*** Input data ***

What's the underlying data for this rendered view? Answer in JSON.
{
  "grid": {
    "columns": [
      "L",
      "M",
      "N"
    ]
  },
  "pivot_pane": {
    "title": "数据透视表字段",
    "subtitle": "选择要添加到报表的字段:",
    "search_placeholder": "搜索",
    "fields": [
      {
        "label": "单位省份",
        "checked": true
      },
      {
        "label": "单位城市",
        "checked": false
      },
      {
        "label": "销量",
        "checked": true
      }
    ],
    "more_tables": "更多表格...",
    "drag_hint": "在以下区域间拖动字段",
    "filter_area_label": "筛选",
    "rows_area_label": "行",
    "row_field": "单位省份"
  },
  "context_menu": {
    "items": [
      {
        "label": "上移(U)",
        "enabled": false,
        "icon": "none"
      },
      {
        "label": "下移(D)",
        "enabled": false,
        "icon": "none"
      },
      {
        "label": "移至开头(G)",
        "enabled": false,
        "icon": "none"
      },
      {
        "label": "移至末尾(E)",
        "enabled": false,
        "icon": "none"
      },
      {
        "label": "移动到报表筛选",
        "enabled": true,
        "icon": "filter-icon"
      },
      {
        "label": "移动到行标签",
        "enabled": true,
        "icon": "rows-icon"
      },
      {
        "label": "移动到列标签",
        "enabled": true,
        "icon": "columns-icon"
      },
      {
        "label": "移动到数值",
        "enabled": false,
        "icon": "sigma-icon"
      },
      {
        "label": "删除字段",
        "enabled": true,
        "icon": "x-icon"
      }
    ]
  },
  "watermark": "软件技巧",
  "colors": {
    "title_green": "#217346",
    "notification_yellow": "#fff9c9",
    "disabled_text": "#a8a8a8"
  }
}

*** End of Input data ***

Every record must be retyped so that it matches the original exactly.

What's the underlying data for this rendered view? Answer in JSON.
{
  "grid": {
    "columns": [
      "L",
      "M",
      "N"
    ]
  },
  "pivot_pane": {
    "title": "数据透视表字段",
    "subtitle": "选择要添加到报表的字段:",
    "search_placeholder": "搜索",
    "fields": [
      {
        "label": "单位省份",
        "checked": true
      },
      {
        "label": "单位城市",
        "checked": false
      },
      {
        "label": "销量",
        "checked": true
      }
    ],
    "more_tables": "更多表格...",
    "drag_hint": "在以下区域间拖动字段",
    "filter_area_label": "筛选",
    "rows_area_label": "行",
    "row_field": "单位省份"
  },
  "context_menu": {
    "items": [
      {
        "label": "上移(U)",
        "enabled": false,
        "icon": "none"
      },
      {
        "label": "下移(D)",
        "enabled": false,
        "icon": "none"
      },
      {
        "label": "移至开头(G)",
        "enabled": false,
        "icon": "none"
      },
      {
        "label": "移至末尾(E)",
        "enabled": false,
        "icon": "none"
      },
      {
        "label": "移动到报表筛选",
        "enabled": true,
        "icon": "filter-icon"
      },
      {
        "label": "移动到行标签",
        "enabled": true,
        "icon": "rows-icon"
      },
      {
        "label": "移动到列标签",
        "enabled": true,
        "icon": "columns-icon"
      },
      {
        "label": "移动到数值",
        "enabled": false,
        "icon": "sigma-icon"
      },
      {
        "label": "删除字段",
        "enabled": true,
        "icon": "x-icon"
      }
    ]
  },
  "watermark": "软件技巧",
  "colors": {
    "title_green": "#217346",
    "notification_yellow": "#fff9c9",
    "disabled_text": "#a8a8a8"
  }
}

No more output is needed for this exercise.